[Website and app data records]

★ ★ ★ ★ ★

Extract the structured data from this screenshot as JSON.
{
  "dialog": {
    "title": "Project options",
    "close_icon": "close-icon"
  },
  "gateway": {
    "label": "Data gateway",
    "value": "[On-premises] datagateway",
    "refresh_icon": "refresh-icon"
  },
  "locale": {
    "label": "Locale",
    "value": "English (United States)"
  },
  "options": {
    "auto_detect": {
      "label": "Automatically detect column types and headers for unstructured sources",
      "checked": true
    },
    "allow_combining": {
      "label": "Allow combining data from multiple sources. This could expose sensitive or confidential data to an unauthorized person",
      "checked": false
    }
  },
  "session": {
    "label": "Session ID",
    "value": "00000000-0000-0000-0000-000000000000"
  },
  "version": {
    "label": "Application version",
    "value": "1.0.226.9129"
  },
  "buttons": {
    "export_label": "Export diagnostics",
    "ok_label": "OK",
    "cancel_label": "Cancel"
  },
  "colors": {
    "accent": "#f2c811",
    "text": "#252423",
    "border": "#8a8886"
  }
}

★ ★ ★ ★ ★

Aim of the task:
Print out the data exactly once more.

Written solution:
Extract the structured data from this screenshot as JSON.
{
  "dialog": {
    "title": "Project options",
    "close_icon": "close-icon"
  },
  "gateway": {
    "label": "Data gateway",
    "value": "[On-premises] datagateway",
    "refresh_icon": "refresh-icon"
  },
  "locale": {
    "label": "Locale",
    "value": "English (United States)"
  },
  "options": {
    "auto_detect": {
      "label": "Automatically detect column types and headers for unstructured sources",
      "checked": true
    },
    "allow_combining": {
      "label": "Allow combining data from multiple sources. This could expose sensitive or confidential data to an unauthorized person",
      "checked": false
    }
  },
  "session": {
    "label": "Session ID",
    "value": "00000000-0000-0000-0000-000000000000"
  },
  "version": {
    "label": "Application version",
    "value": "1.0.226.9129"
  },
  "buttons": {
    "export_label": "Export diagnostics",
    "ok_label": "OK",
    "cancel_label": "Cancel"
  },
  "colors": {
    "accent": "#f2c811",
    "text": "#252423",
    "border": "#8a8886"
  }
}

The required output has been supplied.